WILLIAMSBURG — The L train service disruptions coming over the next two weekends are not just inconvenient for Brooklynites — they're bad for local businesses.

That's the message elected officials and local business leaders want to send to the MTA, which is cutting service from 8th Avenue in Manhattan to Broadway Junction in Bushwick Feb. 25-27 and March 3-5. Service will be shut down from Saturday at midnight through Monday at 5 a.m. each weekend.

State Sen. Daniel Squadron, the Northside Merchants Associations and other elected officials plan to meet Thursday to discuss the shut-down's effect on Brooklyn businesses, which rely on shoppers flowing in from Manhattan.

"The L train is the artery to the rest of the world in North Brooklyn," said Squadron, a Democrat who represents lower Manhattan and Brooklyn. He said he's already been working with the MTA to increase L Train service.

The changes are part of a transit authority program geared toward speeding up construction and  maintenance by shuttering scores of stations at once overnights and on weekends.

Squadron added that though service cuts are inevitable, the MTA should work to make them as rare as possible.
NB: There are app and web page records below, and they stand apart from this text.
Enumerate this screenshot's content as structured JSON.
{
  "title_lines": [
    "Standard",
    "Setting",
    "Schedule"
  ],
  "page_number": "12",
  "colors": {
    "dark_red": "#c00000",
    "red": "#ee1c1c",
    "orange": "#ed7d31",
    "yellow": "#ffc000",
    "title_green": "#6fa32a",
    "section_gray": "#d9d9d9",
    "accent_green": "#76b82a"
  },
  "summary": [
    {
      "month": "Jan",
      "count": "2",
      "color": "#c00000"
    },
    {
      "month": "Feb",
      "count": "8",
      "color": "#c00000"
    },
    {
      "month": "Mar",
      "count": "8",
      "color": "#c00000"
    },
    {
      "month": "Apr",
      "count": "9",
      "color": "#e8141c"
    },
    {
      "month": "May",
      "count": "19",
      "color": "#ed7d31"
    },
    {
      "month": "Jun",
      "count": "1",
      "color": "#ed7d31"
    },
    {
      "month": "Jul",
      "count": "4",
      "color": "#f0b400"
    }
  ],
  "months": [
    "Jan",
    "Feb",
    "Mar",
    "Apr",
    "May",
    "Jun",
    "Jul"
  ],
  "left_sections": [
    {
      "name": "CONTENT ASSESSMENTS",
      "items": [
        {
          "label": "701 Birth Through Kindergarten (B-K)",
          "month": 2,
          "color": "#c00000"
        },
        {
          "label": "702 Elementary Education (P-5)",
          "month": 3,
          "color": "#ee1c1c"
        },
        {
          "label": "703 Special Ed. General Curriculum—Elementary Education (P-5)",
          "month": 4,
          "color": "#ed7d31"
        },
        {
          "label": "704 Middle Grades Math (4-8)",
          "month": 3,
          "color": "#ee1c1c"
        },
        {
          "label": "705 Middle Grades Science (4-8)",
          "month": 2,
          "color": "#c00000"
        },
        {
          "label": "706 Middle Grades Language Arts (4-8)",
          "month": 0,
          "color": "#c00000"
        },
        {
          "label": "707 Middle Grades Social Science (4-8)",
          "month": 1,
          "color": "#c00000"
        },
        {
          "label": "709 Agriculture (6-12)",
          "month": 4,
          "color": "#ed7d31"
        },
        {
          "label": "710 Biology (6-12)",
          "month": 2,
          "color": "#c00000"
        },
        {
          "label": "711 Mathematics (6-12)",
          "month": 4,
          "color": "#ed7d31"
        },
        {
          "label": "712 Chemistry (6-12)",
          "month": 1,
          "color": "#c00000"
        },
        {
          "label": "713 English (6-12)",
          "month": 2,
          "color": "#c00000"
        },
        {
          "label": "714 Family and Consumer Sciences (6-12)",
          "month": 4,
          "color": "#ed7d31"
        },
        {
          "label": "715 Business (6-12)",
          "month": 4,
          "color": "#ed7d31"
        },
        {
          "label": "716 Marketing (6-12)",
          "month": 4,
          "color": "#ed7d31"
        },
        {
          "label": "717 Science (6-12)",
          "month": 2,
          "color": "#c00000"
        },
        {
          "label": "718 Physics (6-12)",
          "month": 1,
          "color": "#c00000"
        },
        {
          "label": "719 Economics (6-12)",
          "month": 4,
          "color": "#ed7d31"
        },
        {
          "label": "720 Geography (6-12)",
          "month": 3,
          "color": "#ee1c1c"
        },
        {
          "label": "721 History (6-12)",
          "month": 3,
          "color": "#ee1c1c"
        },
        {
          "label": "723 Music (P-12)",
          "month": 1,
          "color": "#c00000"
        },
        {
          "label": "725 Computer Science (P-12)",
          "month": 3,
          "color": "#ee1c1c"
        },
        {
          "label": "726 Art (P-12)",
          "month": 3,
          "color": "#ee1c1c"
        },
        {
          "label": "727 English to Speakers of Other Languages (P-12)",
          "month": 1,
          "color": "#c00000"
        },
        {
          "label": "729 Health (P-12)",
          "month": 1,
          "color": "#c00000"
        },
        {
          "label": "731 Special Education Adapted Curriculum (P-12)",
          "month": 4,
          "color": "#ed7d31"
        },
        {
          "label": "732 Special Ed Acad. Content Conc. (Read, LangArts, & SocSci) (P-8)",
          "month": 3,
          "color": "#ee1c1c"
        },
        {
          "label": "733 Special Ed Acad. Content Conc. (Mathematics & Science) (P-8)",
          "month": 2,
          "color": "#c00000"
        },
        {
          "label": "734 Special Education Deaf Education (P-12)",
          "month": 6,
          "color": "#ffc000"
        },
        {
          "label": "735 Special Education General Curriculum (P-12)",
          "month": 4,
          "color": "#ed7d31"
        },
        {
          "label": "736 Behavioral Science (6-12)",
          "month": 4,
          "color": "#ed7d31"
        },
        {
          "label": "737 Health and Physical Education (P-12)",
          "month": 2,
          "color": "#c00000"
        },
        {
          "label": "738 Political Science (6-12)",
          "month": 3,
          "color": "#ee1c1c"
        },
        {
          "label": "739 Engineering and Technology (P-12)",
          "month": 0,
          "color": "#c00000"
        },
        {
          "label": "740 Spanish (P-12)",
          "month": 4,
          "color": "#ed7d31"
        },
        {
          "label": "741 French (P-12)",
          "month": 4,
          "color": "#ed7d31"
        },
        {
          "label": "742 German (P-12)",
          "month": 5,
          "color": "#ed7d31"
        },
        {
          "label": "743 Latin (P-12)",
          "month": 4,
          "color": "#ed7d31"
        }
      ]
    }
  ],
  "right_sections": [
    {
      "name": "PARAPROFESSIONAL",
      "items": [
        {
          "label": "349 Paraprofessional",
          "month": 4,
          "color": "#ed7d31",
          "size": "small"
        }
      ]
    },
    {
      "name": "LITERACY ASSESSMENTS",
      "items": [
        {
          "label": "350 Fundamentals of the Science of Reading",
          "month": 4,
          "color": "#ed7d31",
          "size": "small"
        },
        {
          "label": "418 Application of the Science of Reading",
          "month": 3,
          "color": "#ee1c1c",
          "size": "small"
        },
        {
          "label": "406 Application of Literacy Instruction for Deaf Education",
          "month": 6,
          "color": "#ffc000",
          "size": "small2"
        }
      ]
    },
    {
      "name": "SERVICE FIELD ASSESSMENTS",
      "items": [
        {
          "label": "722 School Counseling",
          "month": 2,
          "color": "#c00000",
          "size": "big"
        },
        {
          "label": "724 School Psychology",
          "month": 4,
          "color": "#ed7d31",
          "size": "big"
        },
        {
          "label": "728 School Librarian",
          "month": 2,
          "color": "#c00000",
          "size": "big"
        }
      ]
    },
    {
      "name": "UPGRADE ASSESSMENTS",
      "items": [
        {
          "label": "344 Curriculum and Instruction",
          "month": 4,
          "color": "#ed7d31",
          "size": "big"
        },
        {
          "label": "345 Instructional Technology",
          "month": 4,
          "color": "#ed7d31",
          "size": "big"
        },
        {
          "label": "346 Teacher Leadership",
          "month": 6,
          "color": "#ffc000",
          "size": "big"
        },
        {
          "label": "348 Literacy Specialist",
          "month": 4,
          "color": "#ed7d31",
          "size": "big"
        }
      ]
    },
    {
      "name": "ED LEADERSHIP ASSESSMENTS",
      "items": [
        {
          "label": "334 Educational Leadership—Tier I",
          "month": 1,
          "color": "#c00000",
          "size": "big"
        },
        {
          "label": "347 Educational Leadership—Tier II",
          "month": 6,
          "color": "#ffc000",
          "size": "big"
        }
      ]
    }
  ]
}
Shuttle buses and other transportation options should also be made more readily available.

"Good coordination, communication and planning can help make the effects less damaging for businesses and communities," he said. "This is the first step, organizing businesses together to identify solutions for mitigating the effects."

Kevin Ortiz, a spokesperson for the MTA, confirmed there will be a loss of L train service the next two weekends.

"This work involves the replacement of a century old signaling system with a modern Communications Based Train Control system (CBTC) offering the benefits of smoother operation, increased capacity and more reliable service," Ortiz said. 

He said the MTA is in the process of "adding additional trains" to other parts of the L line.

The meeting is set for 3 p.m. Thursday at Cubana Social, 70 N. 6th St., in Williamsburg.